Arnold Palmer Golf Management will take over the day to day operations of each of the five courses – The Palm, The Magnolia, Osprey Ridge, Lake Buena Vista, and Oak Trail – on September 25. Each of the approximately 330 Disney employees impacted by the move will be offered jobs at comparable pay in other parts of Walt Disney World.
The move seems to be a win-win for the company, as well as for Arnold Palmer Golf Management, which boasts personal involvement by the veteran golfer himself. While the golfing industry in Florida has become increasingly competitive, due to the large number of courses that have been built in recent years, it has become tougher for Disney to attract guests with a golfing destination in mind. By bringing in Palmer, Disney hopes to benefit from their exclusive membership group, Palmer Advantage. Members pay a fee in exchange for the ability to play on a variety of the company’s courses throughout the U.S.
Palmer’s role in the deal was key, according to Ken Potrick, senior vice president of Disney Sports Enterprises. Potrick also believes the move will bring new guests to the world famous resort:
This deal would not have gotten done if it had not been for Mr. Palmer’s engagement and his desire to associate his brand with the Disney brand…This allows us to reach people that we haven’t been able to reach previously that haven’t considered Disney golf as a destination for them.

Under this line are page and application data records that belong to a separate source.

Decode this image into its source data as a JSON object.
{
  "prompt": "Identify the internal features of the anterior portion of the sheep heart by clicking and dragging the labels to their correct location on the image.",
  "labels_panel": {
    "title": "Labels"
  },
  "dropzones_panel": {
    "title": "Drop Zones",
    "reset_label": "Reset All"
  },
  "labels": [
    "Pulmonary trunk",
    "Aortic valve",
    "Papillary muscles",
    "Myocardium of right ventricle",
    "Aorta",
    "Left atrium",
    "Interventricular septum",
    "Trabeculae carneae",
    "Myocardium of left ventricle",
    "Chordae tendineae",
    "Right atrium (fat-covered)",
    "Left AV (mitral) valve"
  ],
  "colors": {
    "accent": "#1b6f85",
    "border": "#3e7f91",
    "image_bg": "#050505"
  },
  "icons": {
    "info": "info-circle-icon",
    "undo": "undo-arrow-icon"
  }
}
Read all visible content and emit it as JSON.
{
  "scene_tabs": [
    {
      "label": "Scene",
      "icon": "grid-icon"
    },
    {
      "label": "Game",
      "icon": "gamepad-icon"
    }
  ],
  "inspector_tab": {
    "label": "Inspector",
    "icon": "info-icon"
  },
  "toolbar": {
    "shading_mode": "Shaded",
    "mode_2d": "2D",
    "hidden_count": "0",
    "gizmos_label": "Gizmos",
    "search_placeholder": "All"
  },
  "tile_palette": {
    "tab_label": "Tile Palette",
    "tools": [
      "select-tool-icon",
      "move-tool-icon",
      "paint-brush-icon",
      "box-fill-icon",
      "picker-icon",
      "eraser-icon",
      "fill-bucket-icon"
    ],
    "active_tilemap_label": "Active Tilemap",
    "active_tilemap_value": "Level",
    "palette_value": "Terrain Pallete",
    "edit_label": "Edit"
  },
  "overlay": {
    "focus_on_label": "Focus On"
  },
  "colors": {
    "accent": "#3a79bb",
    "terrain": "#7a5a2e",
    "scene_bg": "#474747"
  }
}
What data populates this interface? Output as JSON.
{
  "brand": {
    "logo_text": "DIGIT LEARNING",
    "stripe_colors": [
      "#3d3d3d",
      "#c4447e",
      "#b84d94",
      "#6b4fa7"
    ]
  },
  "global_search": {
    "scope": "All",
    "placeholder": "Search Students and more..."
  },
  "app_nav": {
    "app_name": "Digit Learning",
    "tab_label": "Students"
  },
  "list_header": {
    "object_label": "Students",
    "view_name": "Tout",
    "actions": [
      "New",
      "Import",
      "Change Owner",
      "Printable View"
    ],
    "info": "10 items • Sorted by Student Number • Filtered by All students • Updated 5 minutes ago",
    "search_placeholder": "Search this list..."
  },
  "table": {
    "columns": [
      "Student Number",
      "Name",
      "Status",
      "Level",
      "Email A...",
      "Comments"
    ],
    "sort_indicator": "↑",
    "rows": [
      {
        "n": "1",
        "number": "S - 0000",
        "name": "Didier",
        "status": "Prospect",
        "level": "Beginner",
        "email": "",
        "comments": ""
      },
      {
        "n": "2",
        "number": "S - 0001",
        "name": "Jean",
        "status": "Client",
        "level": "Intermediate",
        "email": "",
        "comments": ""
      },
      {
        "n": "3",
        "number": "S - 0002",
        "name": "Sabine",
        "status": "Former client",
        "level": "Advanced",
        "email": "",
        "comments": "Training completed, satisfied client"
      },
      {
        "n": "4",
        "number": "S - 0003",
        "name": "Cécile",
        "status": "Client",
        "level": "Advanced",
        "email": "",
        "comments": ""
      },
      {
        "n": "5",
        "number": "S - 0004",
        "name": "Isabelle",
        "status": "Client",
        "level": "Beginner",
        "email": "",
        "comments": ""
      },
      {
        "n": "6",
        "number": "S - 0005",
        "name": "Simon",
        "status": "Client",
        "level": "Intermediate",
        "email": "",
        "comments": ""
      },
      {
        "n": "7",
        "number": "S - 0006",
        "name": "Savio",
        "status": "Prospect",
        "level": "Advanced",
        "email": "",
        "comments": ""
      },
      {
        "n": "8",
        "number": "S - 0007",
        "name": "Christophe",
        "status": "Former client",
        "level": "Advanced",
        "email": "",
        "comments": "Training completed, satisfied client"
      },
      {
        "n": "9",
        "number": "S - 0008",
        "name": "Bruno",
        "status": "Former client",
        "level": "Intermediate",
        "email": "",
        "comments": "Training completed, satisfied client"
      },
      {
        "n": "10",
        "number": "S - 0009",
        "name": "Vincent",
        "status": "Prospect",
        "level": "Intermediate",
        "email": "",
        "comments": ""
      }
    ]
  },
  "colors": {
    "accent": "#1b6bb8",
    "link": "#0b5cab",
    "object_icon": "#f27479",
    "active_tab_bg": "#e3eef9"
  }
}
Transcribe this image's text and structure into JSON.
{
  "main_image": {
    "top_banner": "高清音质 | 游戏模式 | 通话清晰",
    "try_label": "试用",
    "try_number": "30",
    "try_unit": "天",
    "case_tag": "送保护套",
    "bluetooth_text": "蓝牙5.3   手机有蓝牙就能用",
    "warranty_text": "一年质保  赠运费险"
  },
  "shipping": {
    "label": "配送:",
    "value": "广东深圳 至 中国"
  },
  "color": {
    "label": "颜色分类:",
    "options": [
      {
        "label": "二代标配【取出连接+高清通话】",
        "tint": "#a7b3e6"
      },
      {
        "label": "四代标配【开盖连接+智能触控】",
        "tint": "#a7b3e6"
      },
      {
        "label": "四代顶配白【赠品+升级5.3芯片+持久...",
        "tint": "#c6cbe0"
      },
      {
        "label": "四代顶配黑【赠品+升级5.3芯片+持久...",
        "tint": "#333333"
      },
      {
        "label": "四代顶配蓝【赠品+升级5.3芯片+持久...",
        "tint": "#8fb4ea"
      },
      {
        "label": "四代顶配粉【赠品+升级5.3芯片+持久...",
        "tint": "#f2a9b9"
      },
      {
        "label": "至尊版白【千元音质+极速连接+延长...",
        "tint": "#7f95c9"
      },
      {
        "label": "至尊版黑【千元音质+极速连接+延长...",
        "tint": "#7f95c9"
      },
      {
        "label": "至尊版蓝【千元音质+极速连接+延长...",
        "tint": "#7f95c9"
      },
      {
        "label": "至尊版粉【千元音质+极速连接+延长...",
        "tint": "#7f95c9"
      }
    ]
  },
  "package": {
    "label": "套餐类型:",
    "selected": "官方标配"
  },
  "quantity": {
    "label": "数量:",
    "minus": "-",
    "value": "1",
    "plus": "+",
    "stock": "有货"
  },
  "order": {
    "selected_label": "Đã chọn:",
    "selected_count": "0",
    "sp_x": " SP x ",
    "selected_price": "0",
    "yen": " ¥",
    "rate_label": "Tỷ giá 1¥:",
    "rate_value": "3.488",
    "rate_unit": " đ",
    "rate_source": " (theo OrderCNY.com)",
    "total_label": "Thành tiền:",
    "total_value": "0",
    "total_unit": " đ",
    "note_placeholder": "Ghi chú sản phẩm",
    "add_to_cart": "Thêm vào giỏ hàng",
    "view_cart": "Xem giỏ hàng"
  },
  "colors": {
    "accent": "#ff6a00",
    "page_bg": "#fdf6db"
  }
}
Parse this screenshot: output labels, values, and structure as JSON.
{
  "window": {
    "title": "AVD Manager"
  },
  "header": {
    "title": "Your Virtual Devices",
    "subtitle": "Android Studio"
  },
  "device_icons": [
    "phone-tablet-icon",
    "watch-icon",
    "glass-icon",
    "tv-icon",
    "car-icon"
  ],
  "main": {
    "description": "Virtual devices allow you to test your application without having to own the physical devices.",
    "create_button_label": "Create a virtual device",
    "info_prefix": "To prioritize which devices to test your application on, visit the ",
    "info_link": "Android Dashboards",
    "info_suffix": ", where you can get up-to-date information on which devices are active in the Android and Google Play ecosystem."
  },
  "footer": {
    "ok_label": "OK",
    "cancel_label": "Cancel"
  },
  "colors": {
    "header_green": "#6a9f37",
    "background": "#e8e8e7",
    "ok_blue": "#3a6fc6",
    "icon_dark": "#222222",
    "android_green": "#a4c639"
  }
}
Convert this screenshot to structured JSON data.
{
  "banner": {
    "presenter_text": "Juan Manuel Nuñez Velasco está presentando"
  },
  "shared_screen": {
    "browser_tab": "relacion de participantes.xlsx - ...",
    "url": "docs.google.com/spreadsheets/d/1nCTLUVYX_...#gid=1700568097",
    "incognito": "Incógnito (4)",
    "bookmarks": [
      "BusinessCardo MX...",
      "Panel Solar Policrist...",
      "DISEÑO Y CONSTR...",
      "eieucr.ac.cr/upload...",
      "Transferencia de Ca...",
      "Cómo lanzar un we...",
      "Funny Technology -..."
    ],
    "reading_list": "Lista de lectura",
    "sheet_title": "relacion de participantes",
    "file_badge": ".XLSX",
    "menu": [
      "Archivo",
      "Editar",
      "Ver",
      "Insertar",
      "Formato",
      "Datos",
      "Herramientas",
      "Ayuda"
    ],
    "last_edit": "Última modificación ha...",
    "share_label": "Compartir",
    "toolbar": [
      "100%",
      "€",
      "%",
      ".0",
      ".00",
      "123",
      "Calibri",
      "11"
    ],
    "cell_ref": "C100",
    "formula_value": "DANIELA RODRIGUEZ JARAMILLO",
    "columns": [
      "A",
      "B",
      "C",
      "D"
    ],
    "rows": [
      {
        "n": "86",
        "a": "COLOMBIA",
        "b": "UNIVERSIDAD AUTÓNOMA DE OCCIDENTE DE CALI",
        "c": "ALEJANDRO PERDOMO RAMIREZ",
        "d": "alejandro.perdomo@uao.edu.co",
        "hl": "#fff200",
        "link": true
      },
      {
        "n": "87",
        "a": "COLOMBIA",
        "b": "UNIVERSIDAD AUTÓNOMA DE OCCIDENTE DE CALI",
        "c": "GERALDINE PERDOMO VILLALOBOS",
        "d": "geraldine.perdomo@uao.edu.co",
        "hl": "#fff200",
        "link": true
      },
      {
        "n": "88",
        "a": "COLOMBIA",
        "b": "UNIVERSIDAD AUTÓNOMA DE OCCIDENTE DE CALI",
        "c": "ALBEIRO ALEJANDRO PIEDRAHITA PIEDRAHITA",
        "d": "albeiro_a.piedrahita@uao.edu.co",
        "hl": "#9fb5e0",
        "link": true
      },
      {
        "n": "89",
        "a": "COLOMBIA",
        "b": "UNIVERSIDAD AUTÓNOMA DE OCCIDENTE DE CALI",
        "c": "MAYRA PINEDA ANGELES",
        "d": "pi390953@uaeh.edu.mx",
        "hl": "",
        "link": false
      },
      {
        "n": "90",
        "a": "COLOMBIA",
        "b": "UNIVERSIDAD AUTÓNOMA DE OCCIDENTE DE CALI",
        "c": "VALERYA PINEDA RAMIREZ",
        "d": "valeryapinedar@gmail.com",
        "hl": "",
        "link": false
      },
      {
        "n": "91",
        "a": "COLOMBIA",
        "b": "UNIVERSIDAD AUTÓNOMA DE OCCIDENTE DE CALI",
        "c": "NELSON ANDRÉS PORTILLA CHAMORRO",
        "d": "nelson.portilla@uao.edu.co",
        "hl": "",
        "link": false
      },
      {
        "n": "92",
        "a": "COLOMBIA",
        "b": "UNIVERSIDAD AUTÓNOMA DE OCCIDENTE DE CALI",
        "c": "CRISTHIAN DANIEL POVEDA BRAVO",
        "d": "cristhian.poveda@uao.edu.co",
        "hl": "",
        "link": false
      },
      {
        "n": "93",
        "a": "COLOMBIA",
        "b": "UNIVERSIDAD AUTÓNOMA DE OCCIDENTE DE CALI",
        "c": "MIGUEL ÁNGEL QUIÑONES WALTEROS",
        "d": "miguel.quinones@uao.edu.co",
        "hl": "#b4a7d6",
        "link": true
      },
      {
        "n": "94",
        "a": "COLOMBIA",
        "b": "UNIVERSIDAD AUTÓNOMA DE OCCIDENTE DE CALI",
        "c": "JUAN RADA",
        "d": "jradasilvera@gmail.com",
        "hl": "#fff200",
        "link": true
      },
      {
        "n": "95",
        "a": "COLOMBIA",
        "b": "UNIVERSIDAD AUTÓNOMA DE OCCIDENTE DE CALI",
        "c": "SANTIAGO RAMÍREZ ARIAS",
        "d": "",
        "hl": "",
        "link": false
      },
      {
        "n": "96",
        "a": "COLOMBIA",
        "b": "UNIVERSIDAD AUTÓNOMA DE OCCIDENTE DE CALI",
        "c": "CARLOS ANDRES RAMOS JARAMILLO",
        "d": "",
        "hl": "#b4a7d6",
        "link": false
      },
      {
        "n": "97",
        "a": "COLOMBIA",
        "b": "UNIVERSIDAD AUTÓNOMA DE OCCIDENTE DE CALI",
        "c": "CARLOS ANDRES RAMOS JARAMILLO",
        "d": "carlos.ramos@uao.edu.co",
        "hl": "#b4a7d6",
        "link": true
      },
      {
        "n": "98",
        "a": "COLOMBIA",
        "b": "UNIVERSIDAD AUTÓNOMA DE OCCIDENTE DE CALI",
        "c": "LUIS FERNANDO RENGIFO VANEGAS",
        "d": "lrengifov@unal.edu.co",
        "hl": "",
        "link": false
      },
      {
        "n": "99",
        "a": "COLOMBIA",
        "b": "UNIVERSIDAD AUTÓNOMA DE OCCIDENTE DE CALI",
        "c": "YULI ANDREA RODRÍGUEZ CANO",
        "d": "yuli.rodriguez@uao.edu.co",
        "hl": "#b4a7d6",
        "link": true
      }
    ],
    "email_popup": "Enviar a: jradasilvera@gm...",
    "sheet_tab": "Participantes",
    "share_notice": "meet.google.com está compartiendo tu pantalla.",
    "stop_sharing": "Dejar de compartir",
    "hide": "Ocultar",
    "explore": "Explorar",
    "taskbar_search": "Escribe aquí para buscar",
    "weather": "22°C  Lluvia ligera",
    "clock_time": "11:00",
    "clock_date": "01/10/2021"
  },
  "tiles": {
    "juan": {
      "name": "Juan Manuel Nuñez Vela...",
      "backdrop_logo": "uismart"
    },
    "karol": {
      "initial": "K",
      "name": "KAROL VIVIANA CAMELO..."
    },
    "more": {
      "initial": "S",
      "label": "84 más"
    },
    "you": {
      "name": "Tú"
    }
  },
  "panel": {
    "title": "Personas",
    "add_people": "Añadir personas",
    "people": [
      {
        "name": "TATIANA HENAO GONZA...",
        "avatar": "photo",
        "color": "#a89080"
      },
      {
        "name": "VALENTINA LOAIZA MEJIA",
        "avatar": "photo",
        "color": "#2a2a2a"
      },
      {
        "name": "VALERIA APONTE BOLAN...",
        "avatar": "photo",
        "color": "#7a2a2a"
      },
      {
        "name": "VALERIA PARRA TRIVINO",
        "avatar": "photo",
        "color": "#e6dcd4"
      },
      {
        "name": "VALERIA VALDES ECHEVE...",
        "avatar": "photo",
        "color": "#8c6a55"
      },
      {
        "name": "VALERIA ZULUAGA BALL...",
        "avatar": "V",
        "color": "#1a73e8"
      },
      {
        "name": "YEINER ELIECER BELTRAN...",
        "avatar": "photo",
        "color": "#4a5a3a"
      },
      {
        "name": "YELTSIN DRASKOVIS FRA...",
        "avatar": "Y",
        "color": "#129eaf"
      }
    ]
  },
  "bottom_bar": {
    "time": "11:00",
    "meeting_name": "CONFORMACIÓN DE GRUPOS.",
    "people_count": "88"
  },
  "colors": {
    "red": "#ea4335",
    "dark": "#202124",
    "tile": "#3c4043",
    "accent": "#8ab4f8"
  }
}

These are guys that are going to spend not just golf time here, but, because they are going to bring their families, they’re going to spend resort time, too.
In addition to operating the five courses, Palmer will personally oversee the redesign of the Palm course, one of the resort’s two original golf courses (Magnolia is the other.) Palmer released this statement regarding the new venture:
After 40 years as a golf course architect, I’m looking forward to this opportunity to contribute to Disney’s rich and storied golf legacy. I’ve enjoyed a lifetime of memories playing golf and it will be a great reward to pass that on to those who share a passion both for Disney and the game of golf.
Disney had already entered into an agreement to sell its Osprey Ridge course to the Four Seasons, who had planned to build a new hotel on the site. That plan has been delayed by two years, during which time the Palmer Group will operate the course.
A sixth course was closed previously to make way for expansion at Walt Disney World. Eagle Pines once occupied the land where the new luxury subdivision, Golden Oak, is currently being built.
Photo Copyright Disney.